In addition to changes in policy, there has also been a change in the type of patient care I provide and the type of support our patients need in the hospital.  At my physical rehabilitation site, I have noted an increased need to focus on the social and emotional wellbeing of my patients as opposed to only their “rehab” goals (typically motor, speech or cognition based).  Patients who are hospitalized during this time are experiencing increased stress and anxiety, due to the pandemic, our current nationwide environment and everything else that 2020 sent our way. I have noticed in myself, my patients and other hospital staff, a decreased emotional bandwidth for coping with everything going on in our world. Most hospitals have also had to increase visitor restrictions due to the pandemic, so many hospitalized patients are experiencing isolation from their friends & family during their recovery and decreased opportunities for social interactions. Even group sessions that would have been happening pre-pandemic, have been cancelled or required adaptations such as: decreased group members and increased social distancing.

But with all of these limitations and challenges, we are still able to make a positive impact and difference in the lives of our patients and the staff that work with them.  How?  Though music.

So what can music do for you? For us?

Music can be a great tool for helping us feel “better” and for increasing feelings of relaxation and calm. One of the greatest things about music (in my humble opinion), is that you do not have to be “musically inclined” in order to benefit from the use of music in your life. Music has a way of impacting our brain and body in a way that no other sense does. When we listen to music, the body releases endorphins into our system, as well as dopamine and serotonin hormones, which can help elevate our mood and help us feel better. When we sing, the brain also releases oxytocin, a hormone that can help relieve stress and anxiety.  And the best part?  You don’t have to be a “great” singer to sing - you have the instrument built in!

Beyond the chemical impact it has on the brain, music is a great motivator and unifier.  As a music therapist, I’m able to utilize music as a way to connect instantly with someone I’ve met for the first time.  I’m able to utilize the emotional connection and enjoyment someone has to music and provide comfort and connection to a patient who has been hospitalized and isolated for several weeks. Music allows us to build relationships with others like you would a mutual friend, building on that immediate rapport with patients to give them that deeper level of support and care they need in these uncertain and downright frightening times.

Several weeks ago, I was working with a patient who was recovering from a spinal cord injury sustained after falling while working outside on his home.  It was smack in the middle of the holiday season and every patient I had worked with was feeling the heaviness of being in the hospital at this time of the year.  For George*, this would be his first time that he was unable to spend Christmas with his kids and his newest grandchild, born earlier in November (after his accident).  George had several sessions with me to increase his fine motor skills & sensation in his hands and fingers, but also utilized the connection we had through music to process how difficult this recovery process was for him.  During our last session, George shared “The work has been hard and it’s been difficult being away from my family. This has really made a big difference for me here; just being able to make music, work on my goals and talk with you has helped me feel so much better.”

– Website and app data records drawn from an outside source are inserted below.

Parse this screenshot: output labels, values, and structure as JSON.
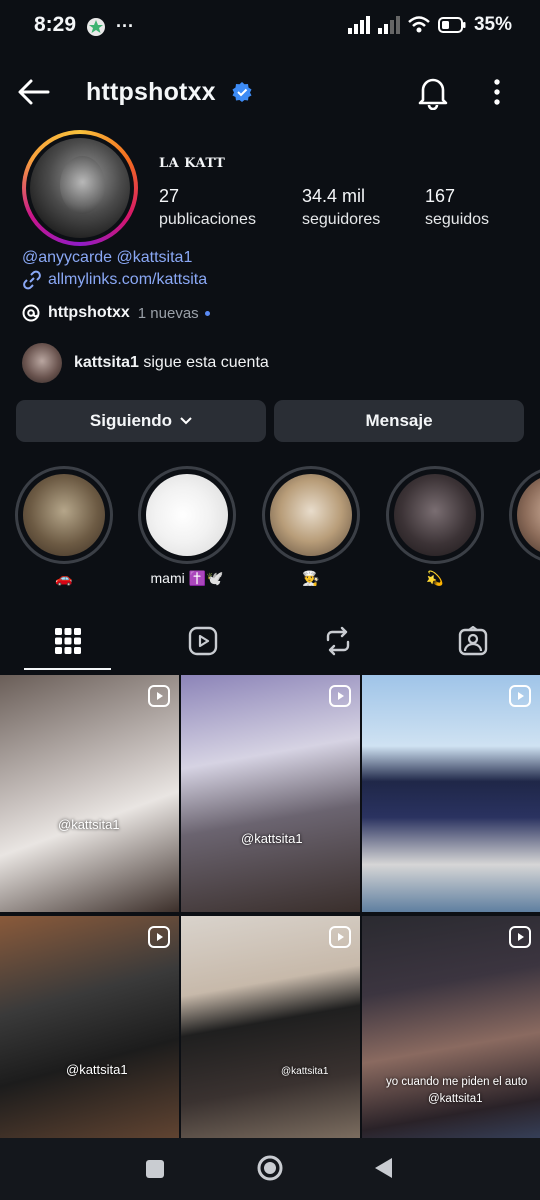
{
  "status": {
    "time": "8:29",
    "battery": "35%"
  },
  "header": {
    "username": "httpshotxx"
  },
  "profile": {
    "display_name": "LA KATT",
    "stats": [
      {
        "num": "27",
        "label": "publicaciones"
      },
      {
        "num": "34.4 mil",
        "label": "seguidores"
      },
      {
        "num": "167",
        "label": "seguidos"
      }
    ],
    "mentions": "@anyycarde @kattsita1",
    "link": "allmylinks.com/kattsita",
    "threads_name": "httpshotxx",
    "threads_new": "1 nuevas",
    "follower_user": "kattsita1",
    "follower_text": " sigue esta cuenta"
  },
  "buttons": {
    "following": "Siguiendo",
    "message": "Mensaje"
  },
  "highlights": [
    {
      "caption": "🚗"
    },
    {
      "caption": "mami ✝️🕊️"
    },
    {
      "caption": "👨‍🍳"
    },
    {
      "caption": "💫"
    },
    {
      "caption": ""
    }
  ],
  "tabs": [
    "grid-icon",
    "reels-icon",
    "reposts-icon",
    "tagged-icon"
  ],
  "grid": [
    {
      "watermark": "@kattsita1"
    },
    {
      "watermark": "@kattsita1"
    },
    {
      "watermark": ""
    },
    {
      "watermark": "@kattsita1"
    },
    {
      "watermark": "@kattsita1"
    },
    {
      "watermark": "@kattsita1",
      "caption": "yo cuando me piden el auto"
    }
  ],
  "colors": {
    "background": "#0c0f14",
    "button": "#2a2e35",
    "link": "#8aa8f5",
    "verified": "#3d8bf5"
  }
}
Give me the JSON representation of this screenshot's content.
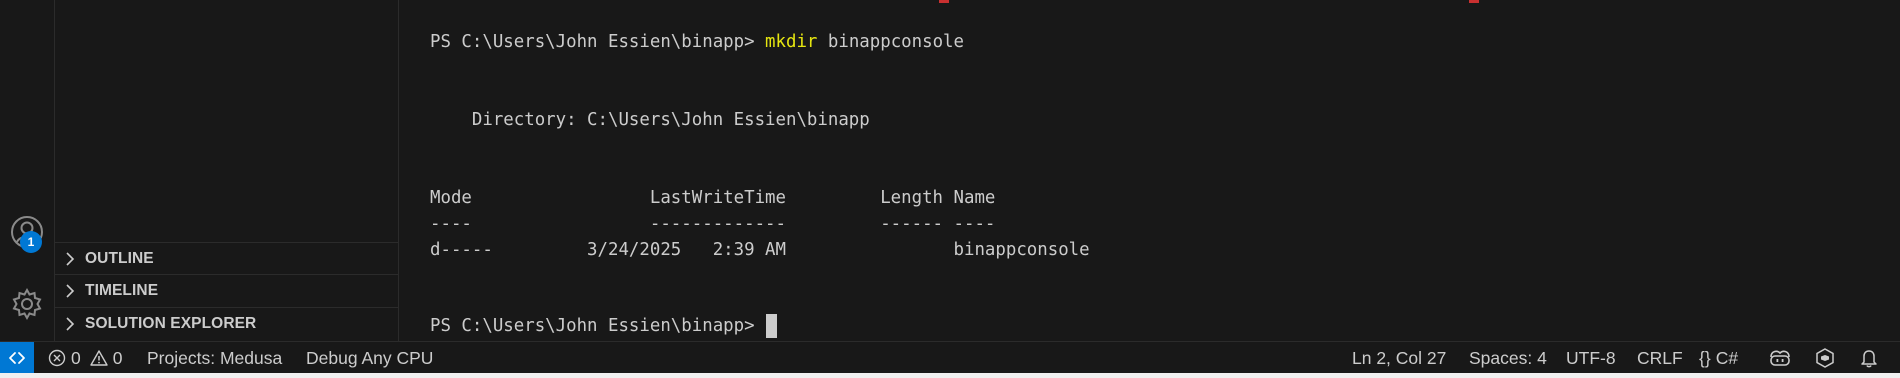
{
  "activity_bar": {
    "accounts_icon": "account-icon",
    "accounts_badge": "1",
    "manage_icon": "gear-icon"
  },
  "sidebar": {
    "panels": [
      {
        "label": "OUTLINE",
        "icon": "chevron-right-icon"
      },
      {
        "label": "TIMELINE",
        "icon": "chevron-right-icon"
      },
      {
        "label": "SOLUTION EXPLORER",
        "icon": "chevron-right-icon"
      }
    ]
  },
  "terminal": {
    "prompt1": "PS C:\\Users\\John Essien\\binapp> ",
    "cmd_name": "mkdir",
    "cmd_args": " binappconsole",
    "directory_line": "    Directory: C:\\Users\\John Essien\\binapp",
    "header_line": "Mode                 LastWriteTime         Length Name",
    "sep_line": "----                 -------------         ------ ----",
    "row_line": "d-----         3/24/2025   2:39 AM                binappconsole",
    "prompt2": "PS C:\\Users\\John Essien\\binapp>"
  },
  "statusbar": {
    "remote_icon": "remote-icon",
    "errors_count": "0",
    "warnings_count": "0",
    "projects": "Projects: Medusa",
    "debug": "Debug Any CPU",
    "position": "Ln 2, Col 27",
    "spaces": "Spaces: 4",
    "encoding": "UTF-8",
    "eol": "CRLF",
    "language": "C#",
    "copilot_icon": "copilot-icon",
    "csharp_devkit_icon": "csharp-devkit-icon",
    "bell_icon": "bell-icon"
  },
  "colors": {
    "background": "#181818",
    "accent": "#0078d4",
    "command": "#e5e510",
    "text": "#cccccc"
  }
}
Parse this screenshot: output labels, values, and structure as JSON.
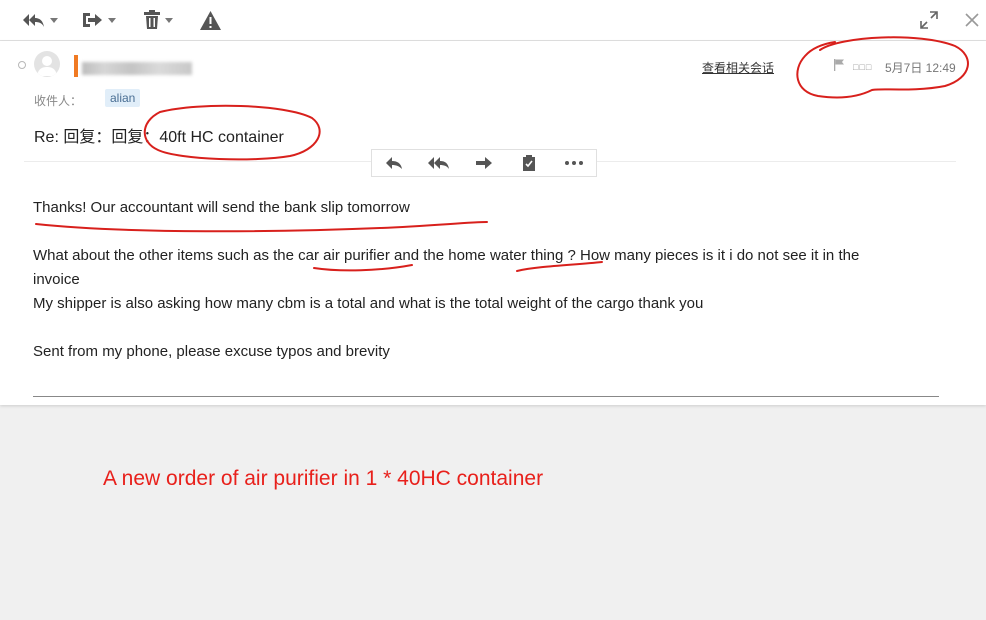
{
  "toolbar": {
    "icons": [
      "reply-all-icon",
      "move-to-icon",
      "delete-icon",
      "report-icon",
      "expand-icon",
      "close-icon"
    ]
  },
  "email": {
    "view_conversation": "查看相关会话",
    "status_boxes": "□□□",
    "date": "5月7日 12:49",
    "recipient_label": "收件人：",
    "recipient": "alian",
    "subject_prefix": "Re: 回复：回复：",
    "subject_rest": "40ft HC container",
    "body": {
      "line1": "Thanks! Our accountant will send the bank slip tomorrow",
      "para2_a": "What about the other items such as the ",
      "para2_b": "car air purifier",
      "para2_c": " and the home ",
      "para2_d": "water thing",
      "para2_e": " ? How many pieces is it i do not see it in the",
      "para2_wrap": "invoice",
      "line3": "My shipper is also asking how many cbm is a total and what is the total weight of the cargo thank you",
      "signature": "Sent from my phone, please excuse typos and brevity"
    }
  },
  "annotation": {
    "caption": "A new order of air purifier in  1 * 40HC container",
    "color": "#e8201b"
  },
  "colors": {
    "accent_bar": "#f07a23",
    "chip_bg": "#e1eef9",
    "annotation": "#d8201c"
  }
}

As music therapists, we are able to use music to positively impact our patients and help them cope with the many changes our world is going through. The times may be a’changing, the way music therapy looks may be a’changing, but the impact that music has on all of us will continue to promote healing, connection and overall wellness.  That will never change.